» **BRIEF**: Go through the data and copy each line that holds "TDWG".
——————
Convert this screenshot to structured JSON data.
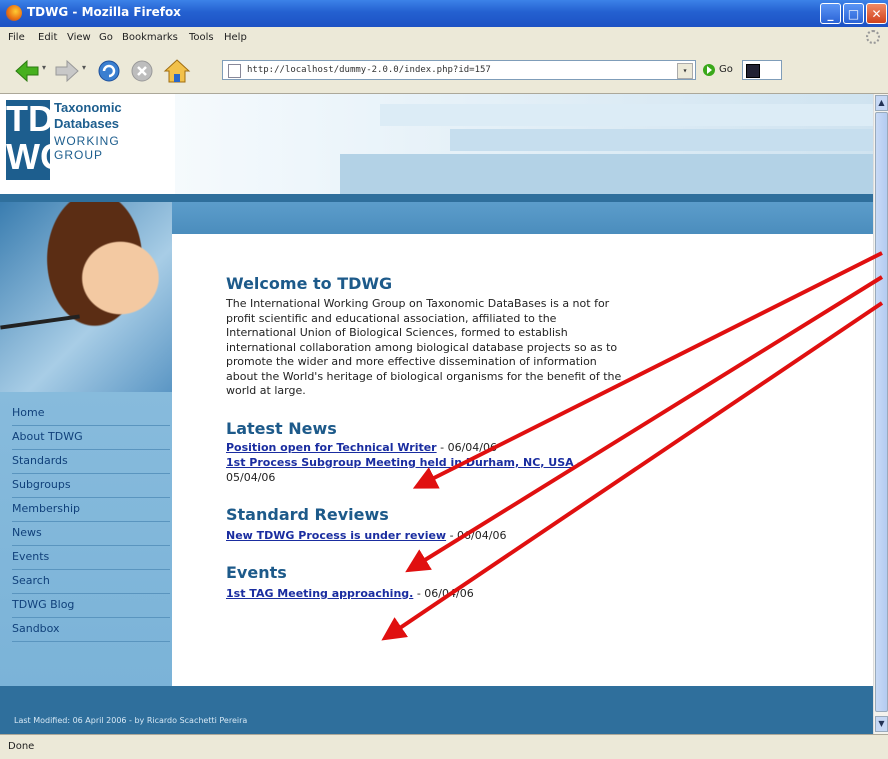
{
  "window": {
    "title": "TDWG - Mozilla Firefox"
  },
  "menu": {
    "items": [
      "File",
      "Edit",
      "View",
      "Go",
      "Bookmarks",
      "Tools",
      "Help"
    ]
  },
  "toolbar": {
    "address": "http://localhost/dummy-2.0.0/index.php?id=157",
    "go_label": "Go"
  },
  "logo": {
    "initials_top": "TD",
    "initials_bottom": "WG",
    "line1": "Taxonomic",
    "line2": "Databases",
    "line3": "WORKING",
    "line4": "GROUP"
  },
  "nav": {
    "items": [
      "Home",
      "About TDWG",
      "Standards",
      "Subgroups",
      "Membership",
      "News",
      "Events",
      "Search",
      "TDWG Blog",
      "Sandbox"
    ]
  },
  "content": {
    "welcome_title": "Welcome to TDWG",
    "welcome_text": "The International Working Group on Taxonomic DataBases is a not for profit scientific and educational association, affiliated to the International Union of Biological Sciences, formed to establish international collaboration among biological database projects so as to promote the wider and more effective dissemination of information about the World's heritage of biological organisms for the benefit of the world at large.",
    "news_title": "Latest News",
    "news": [
      {
        "title": "Position open for Technical Writer",
        "date": " - 06/04/06"
      },
      {
        "title": "1st Process Subgroup Meeting held in Durham, NC, USA",
        "date": " - 05/04/06"
      }
    ],
    "reviews_title": "Standard Reviews",
    "reviews": [
      {
        "title": "New TDWG Process is under review",
        "date": " - 06/04/06"
      }
    ],
    "events_title": "Events",
    "events": [
      {
        "title": "1st TAG Meeting approaching.",
        "date": " - 06/04/06"
      }
    ]
  },
  "footer": {
    "text": "Last Modified: 06 April 2006 - by Ricardo Scachetti Pereira"
  },
  "status": {
    "text": "Done"
  },
  "colors": {
    "accent": "#2f6f9c",
    "link": "#1a2da0",
    "arrow": "#e01010"
  }
}
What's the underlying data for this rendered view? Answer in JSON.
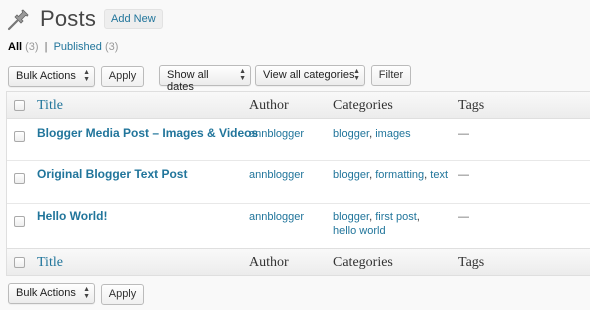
{
  "header": {
    "title": "Posts",
    "add_new_label": "Add New"
  },
  "filters": {
    "all_label": "All",
    "all_count": "(3)",
    "separator": "|",
    "published_label": "Published",
    "published_count": "(3)"
  },
  "top_toolbar": {
    "bulk_actions": "Bulk Actions",
    "apply_label": "Apply",
    "dates_select": "Show all dates",
    "categories_select": "View all categories",
    "filter_label": "Filter"
  },
  "columns": {
    "title": "Title",
    "author": "Author",
    "categories": "Categories",
    "tags": "Tags"
  },
  "rows": [
    {
      "title": "Blogger Media Post – Images & Videos",
      "author": "annblogger",
      "categories": [
        "blogger",
        "images"
      ],
      "tags": "—"
    },
    {
      "title": "Original Blogger Text Post",
      "author": "annblogger",
      "categories": [
        "blogger",
        "formatting",
        "text"
      ],
      "tags": "—"
    },
    {
      "title": "Hello World!",
      "author": "annblogger",
      "categories": [
        "blogger",
        "first post",
        "hello world"
      ],
      "tags": "—"
    }
  ],
  "bottom_toolbar": {
    "bulk_actions": "Bulk Actions",
    "apply_label": "Apply"
  },
  "icons": {
    "posts": "pushpin-icon",
    "select_arrows": "updown-arrows-icon"
  },
  "colors": {
    "link": "#21759b",
    "title_text": "#464646",
    "background": "#f9f9f9"
  }
}
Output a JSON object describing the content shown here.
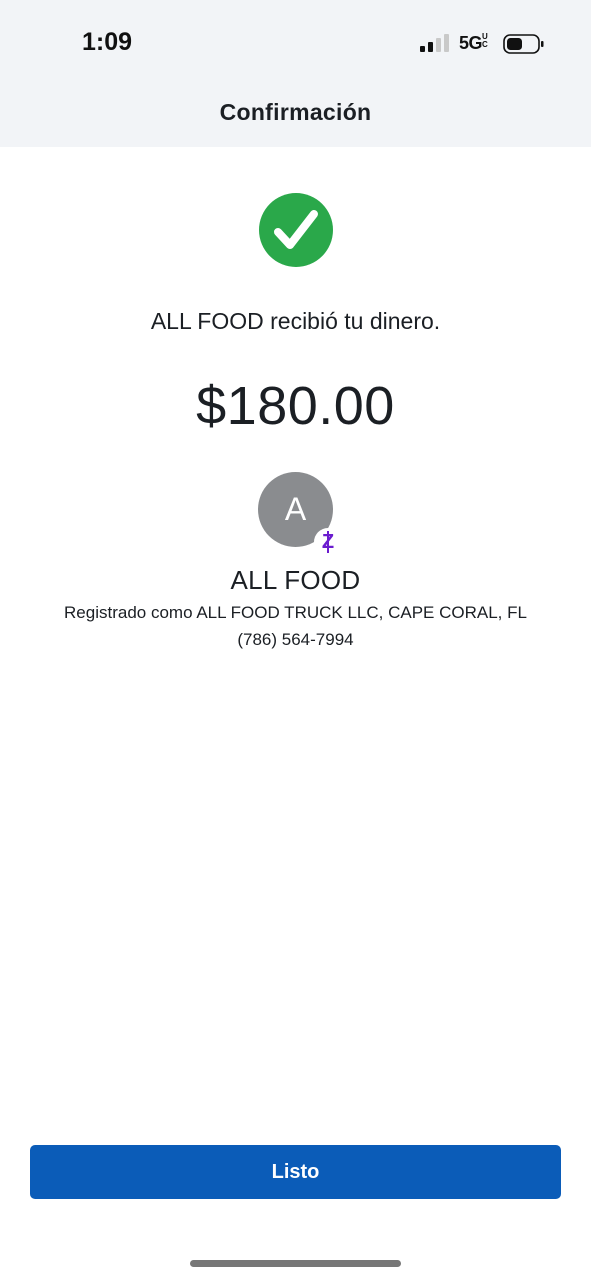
{
  "status_bar": {
    "time": "1:09",
    "network": "5G",
    "network_suffix": "UC",
    "signal_icon": "cellular-signal-icon",
    "battery_icon": "battery-icon"
  },
  "header": {
    "title": "Confirmación"
  },
  "confirmation": {
    "status_icon": "check-circle-icon",
    "message": "ALL FOOD recibió tu dinero.",
    "amount": "$180.00"
  },
  "recipient": {
    "avatar_initial": "A",
    "badge": "Z",
    "badge_icon": "zelle-icon",
    "name": "ALL FOOD",
    "registered_as": "Registrado como ALL FOOD TRUCK LLC, CAPE CORAL, FL",
    "phone": "(786) 564-7994"
  },
  "actions": {
    "done_label": "Listo"
  },
  "colors": {
    "success": "#2aa84a",
    "primary_button": "#0b5cb8",
    "zelle_purple": "#6b1ccf",
    "avatar_gray": "#8a8c8f"
  }
}
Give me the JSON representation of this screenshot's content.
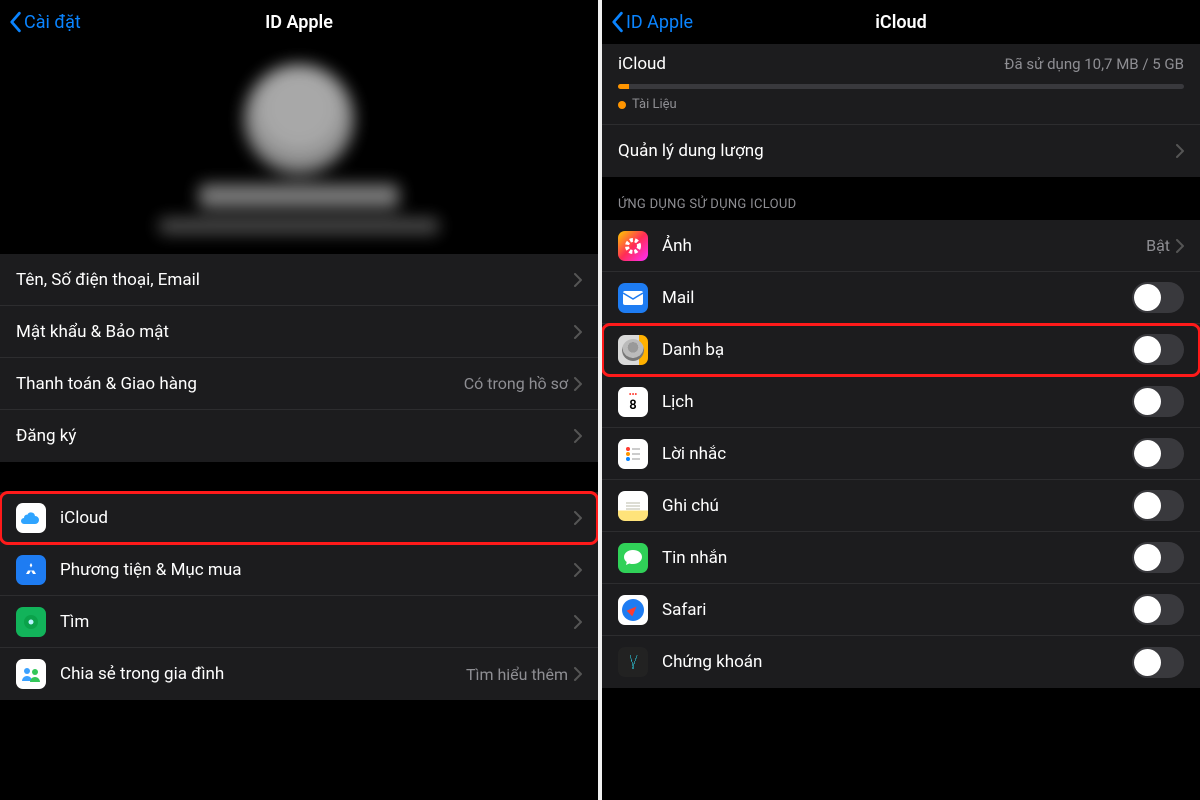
{
  "left": {
    "back": "Cài đặt",
    "title": "ID Apple",
    "group1": [
      {
        "label": "Tên, Số điện thoại, Email",
        "value": ""
      },
      {
        "label": "Mật khẩu & Bảo mật",
        "value": ""
      },
      {
        "label": "Thanh toán & Giao hàng",
        "value": "Có trong hồ sơ"
      },
      {
        "label": "Đăng ký",
        "value": ""
      }
    ],
    "group2": [
      {
        "label": "iCloud",
        "value": "",
        "highlight": true
      },
      {
        "label": "Phương tiện & Mục mua",
        "value": ""
      },
      {
        "label": "Tìm",
        "value": ""
      },
      {
        "label": "Chia sẻ trong gia đình",
        "value": "Tìm hiểu thêm"
      }
    ]
  },
  "right": {
    "back": "ID Apple",
    "title": "iCloud",
    "storage": {
      "heading": "iCloud",
      "usage": "Đã sử dụng 10,7 MB / 5 GB",
      "legend": "Tài Liệu",
      "manage": "Quản lý dung lượng"
    },
    "section": "ỨNG DỤNG SỬ DỤNG ICLOUD",
    "apps": [
      {
        "label": "Ảnh",
        "type": "link",
        "value": "Bật"
      },
      {
        "label": "Mail",
        "type": "toggle",
        "on": false
      },
      {
        "label": "Danh bạ",
        "type": "toggle",
        "on": false,
        "highlight": true
      },
      {
        "label": "Lịch",
        "type": "toggle",
        "on": false
      },
      {
        "label": "Lời nhắc",
        "type": "toggle",
        "on": false
      },
      {
        "label": "Ghi chú",
        "type": "toggle",
        "on": false
      },
      {
        "label": "Tin nhắn",
        "type": "toggle",
        "on": false
      },
      {
        "label": "Safari",
        "type": "toggle",
        "on": false
      },
      {
        "label": "Chứng khoán",
        "type": "toggle",
        "on": false
      }
    ]
  }
}
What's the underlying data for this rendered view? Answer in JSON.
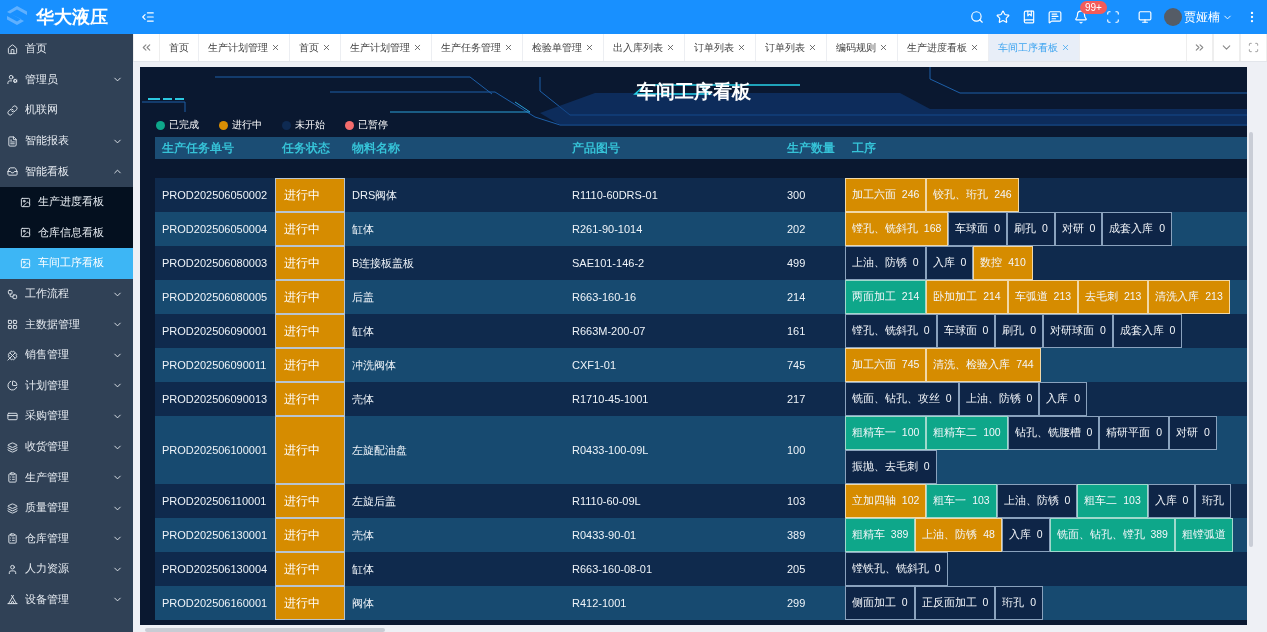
{
  "header": {
    "brand": "华大液压",
    "notification_badge": "99+",
    "user_name": "贾娅楠"
  },
  "sidebar": {
    "items": [
      {
        "label": "首页",
        "selected": false
      },
      {
        "label": "管理员",
        "selected": false,
        "expanded": false
      },
      {
        "label": "机联网",
        "selected": false
      },
      {
        "label": "智能报表",
        "selected": false,
        "expanded": false
      },
      {
        "label": "智能看板",
        "selected": false,
        "expanded": true,
        "children": [
          {
            "label": "生产进度看板",
            "selected": false
          },
          {
            "label": "仓库信息看板",
            "selected": false
          },
          {
            "label": "车间工序看板",
            "selected": true
          }
        ]
      },
      {
        "label": "工作流程",
        "selected": false,
        "expanded": false
      },
      {
        "label": "主数据管理",
        "selected": false,
        "expanded": false
      },
      {
        "label": "销售管理",
        "selected": false,
        "expanded": false
      },
      {
        "label": "计划管理",
        "selected": false,
        "expanded": false
      },
      {
        "label": "采购管理",
        "selected": false,
        "expanded": false
      },
      {
        "label": "收货管理",
        "selected": false,
        "expanded": false
      },
      {
        "label": "生产管理",
        "selected": false,
        "expanded": false
      },
      {
        "label": "质量管理",
        "selected": false,
        "expanded": false
      },
      {
        "label": "仓库管理",
        "selected": false,
        "expanded": false
      },
      {
        "label": "人力资源",
        "selected": false,
        "expanded": false
      },
      {
        "label": "设备管理",
        "selected": false,
        "expanded": false
      }
    ]
  },
  "tabs": [
    {
      "label": "首页",
      "selected": false,
      "closable": false
    },
    {
      "label": "生产计划管理",
      "selected": false,
      "closable": true
    },
    {
      "label": "首页",
      "selected": false,
      "closable": true
    },
    {
      "label": "生产计划管理",
      "selected": false,
      "closable": true
    },
    {
      "label": "生产任务管理",
      "selected": false,
      "closable": true
    },
    {
      "label": "检验单管理",
      "selected": false,
      "closable": true
    },
    {
      "label": "出入库列表",
      "selected": false,
      "closable": true
    },
    {
      "label": "订单列表",
      "selected": false,
      "closable": true
    },
    {
      "label": "订单列表",
      "selected": false,
      "closable": true
    },
    {
      "label": "编码规则",
      "selected": false,
      "closable": true
    },
    {
      "label": "生产进度看板",
      "selected": false,
      "closable": true
    },
    {
      "label": "车间工序看板",
      "selected": true,
      "closable": true
    }
  ],
  "board": {
    "title": "车间工序看板",
    "legend": [
      {
        "label": "已完成",
        "color": "#0ea78a"
      },
      {
        "label": "进行中",
        "color": "#d98e04"
      },
      {
        "label": "未开始",
        "color": "#0e2a52"
      },
      {
        "label": "已暂停",
        "color": "#f36c6c"
      }
    ],
    "columns": [
      "生产任务单号",
      "任务状态",
      "物料名称",
      "产品图号",
      "生产数量",
      "工序"
    ],
    "rows": [
      {
        "task_no": "PROD202506050002",
        "status": "进行中",
        "material": "DRS阀体",
        "drawing_no": "R1110-60DRS-01",
        "quantity": "300",
        "process_lines": [
          [
            {
              "label": "加工六面  246",
              "kind": "active"
            },
            {
              "label": "铰孔、珩孔  246",
              "kind": "active"
            }
          ]
        ]
      },
      {
        "task_no": "PROD202506050004",
        "status": "进行中",
        "material": "缸体",
        "drawing_no": "R261-90-1014",
        "quantity": "202",
        "process_lines": [
          [
            {
              "label": "镗孔、铣斜孔  168",
              "kind": "active"
            },
            {
              "label": "车球面  0",
              "kind": "idle"
            },
            {
              "label": "刷孔  0",
              "kind": "idle"
            },
            {
              "label": "对研  0",
              "kind": "idle"
            },
            {
              "label": "成套入库  0",
              "kind": "idle"
            }
          ]
        ]
      },
      {
        "task_no": "PROD202506080003",
        "status": "进行中",
        "material": "B连接板盖板",
        "drawing_no": "SAE101-146-2",
        "quantity": "499",
        "process_lines": [
          [
            {
              "label": "上油、防锈  0",
              "kind": "idle"
            },
            {
              "label": "入库  0",
              "kind": "idle"
            },
            {
              "label": "数控  410",
              "kind": "active"
            }
          ]
        ]
      },
      {
        "task_no": "PROD202506080005",
        "status": "进行中",
        "material": "后盖",
        "drawing_no": "R663-160-16",
        "quantity": "214",
        "process_lines": [
          [
            {
              "label": "两面加工  214",
              "kind": "done"
            },
            {
              "label": "卧加加工  214",
              "kind": "active"
            },
            {
              "label": "车弧道  213",
              "kind": "active"
            },
            {
              "label": "去毛刺  213",
              "kind": "active"
            },
            {
              "label": "清洗入库  213",
              "kind": "active"
            }
          ]
        ]
      },
      {
        "task_no": "PROD202506090001",
        "status": "进行中",
        "material": "缸体",
        "drawing_no": "R663M-200-07",
        "quantity": "161",
        "process_lines": [
          [
            {
              "label": "镗孔、铣斜孔  0",
              "kind": "idle"
            },
            {
              "label": "车球面  0",
              "kind": "idle"
            },
            {
              "label": "刷孔  0",
              "kind": "idle"
            },
            {
              "label": "对研球面  0",
              "kind": "idle"
            },
            {
              "label": "成套入库  0",
              "kind": "idle"
            }
          ]
        ]
      },
      {
        "task_no": "PROD202506090011",
        "status": "进行中",
        "material": "冲洗阀体",
        "drawing_no": "CXF1-01",
        "quantity": "745",
        "process_lines": [
          [
            {
              "label": "加工六面  745",
              "kind": "active"
            },
            {
              "label": "清洗、检验入库  744",
              "kind": "active"
            }
          ]
        ]
      },
      {
        "task_no": "PROD202506090013",
        "status": "进行中",
        "material": "壳体",
        "drawing_no": "R1710-45-1001",
        "quantity": "217",
        "process_lines": [
          [
            {
              "label": "铣面、钻孔、攻丝  0",
              "kind": "idle"
            },
            {
              "label": "上油、防锈  0",
              "kind": "idle"
            },
            {
              "label": "入库  0",
              "kind": "idle"
            }
          ]
        ]
      },
      {
        "task_no": "PROD202506100001",
        "status": "进行中",
        "material": "左旋配油盘",
        "drawing_no": "R0433-100-09L",
        "quantity": "100",
        "process_lines": [
          [
            {
              "label": "粗精车一  100",
              "kind": "done"
            },
            {
              "label": "粗精车二  100",
              "kind": "done"
            },
            {
              "label": "钻孔、铣腰槽  0",
              "kind": "idle"
            },
            {
              "label": "精研平面  0",
              "kind": "idle"
            },
            {
              "label": "对研  0",
              "kind": "idle"
            }
          ],
          [
            {
              "label": "振抛、去毛刺  0",
              "kind": "idle"
            }
          ]
        ]
      },
      {
        "task_no": "PROD202506110001",
        "status": "进行中",
        "material": "左旋后盖",
        "drawing_no": "R1110-60-09L",
        "quantity": "103",
        "process_lines": [
          [
            {
              "label": "立加四轴  102",
              "kind": "active"
            },
            {
              "label": "粗车一  103",
              "kind": "done"
            },
            {
              "label": "上油、防锈  0",
              "kind": "idle"
            },
            {
              "label": "粗车二  103",
              "kind": "done"
            },
            {
              "label": "入库  0",
              "kind": "idle"
            },
            {
              "label": "珩孔",
              "kind": "idle"
            }
          ]
        ]
      },
      {
        "task_no": "PROD202506130001",
        "status": "进行中",
        "material": "壳体",
        "drawing_no": "R0433-90-01",
        "quantity": "389",
        "process_lines": [
          [
            {
              "label": "粗精车  389",
              "kind": "done"
            },
            {
              "label": "上油、防锈  48",
              "kind": "active"
            },
            {
              "label": "入库  0",
              "kind": "idle"
            },
            {
              "label": "铣面、钻孔、镗孔  389",
              "kind": "done"
            },
            {
              "label": "粗镗弧道",
              "kind": "done"
            }
          ]
        ]
      },
      {
        "task_no": "PROD202506130004",
        "status": "进行中",
        "material": "缸体",
        "drawing_no": "R663-160-08-01",
        "quantity": "205",
        "process_lines": [
          [
            {
              "label": "镗铁孔、铣斜孔  0",
              "kind": "idle"
            }
          ]
        ]
      },
      {
        "task_no": "PROD202506160001",
        "status": "进行中",
        "material": "阀体",
        "drawing_no": "R412-1001",
        "quantity": "299",
        "process_lines": [
          [
            {
              "label": "侧面加工  0",
              "kind": "idle"
            },
            {
              "label": "正反面加工  0",
              "kind": "idle"
            },
            {
              "label": "珩孔  0",
              "kind": "idle"
            }
          ]
        ]
      }
    ]
  }
}
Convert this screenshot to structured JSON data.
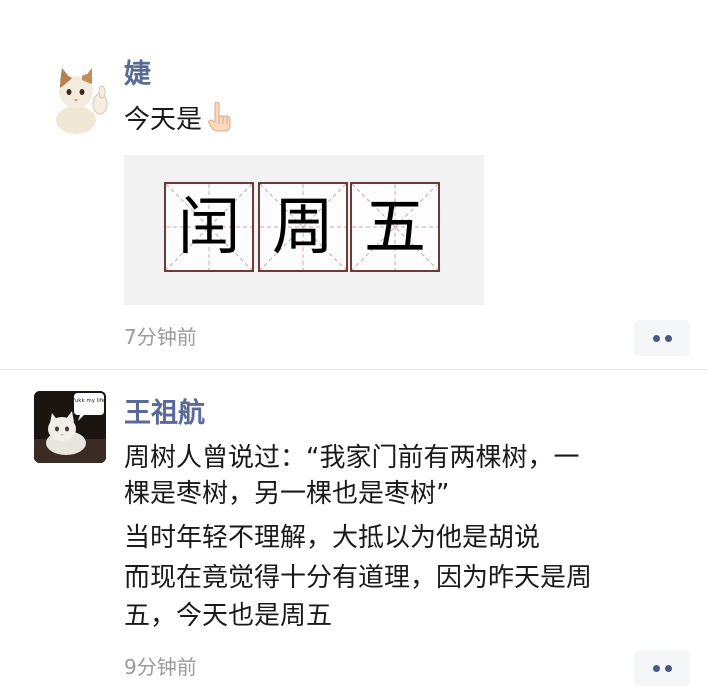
{
  "posts": [
    {
      "username": "婕",
      "text_line_1": "今天是",
      "pointing_emoji": "hand-pointing-down-icon",
      "image_chars": [
        "闰",
        "周",
        "五"
      ],
      "timestamp": "7分钟前",
      "avatar_icon": "cat-avatar-icon"
    },
    {
      "username": "王祖航",
      "lines": [
        "周树人曾说过：“我家门前有两棵树，一",
        "棵是枣树，另一棵也是枣树”",
        "当时年轻不理解，大抵以为他是胡说",
        "而现在竟觉得十分有道理，因为昨天是周",
        "五，今天也是周五"
      ],
      "timestamp": "9分钟前",
      "avatar_icon": "kitten-avatar-icon",
      "avatar_caption": "fukk my life"
    }
  ],
  "colors": {
    "username": "#5a6a96",
    "timestamp": "#9a9a9a",
    "more_dots": "#4a5a82",
    "grid_border": "#6b3a3a"
  }
}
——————
» **SOLUTION TO THIS EXERCISE**:
    "title": "TDWG - Mozilla Firefox"
      "About TDWG",
      "TDWG Blog",
    "welcome_title": "Welcome to TDWG",
        "title": "New TDWG Process is under review",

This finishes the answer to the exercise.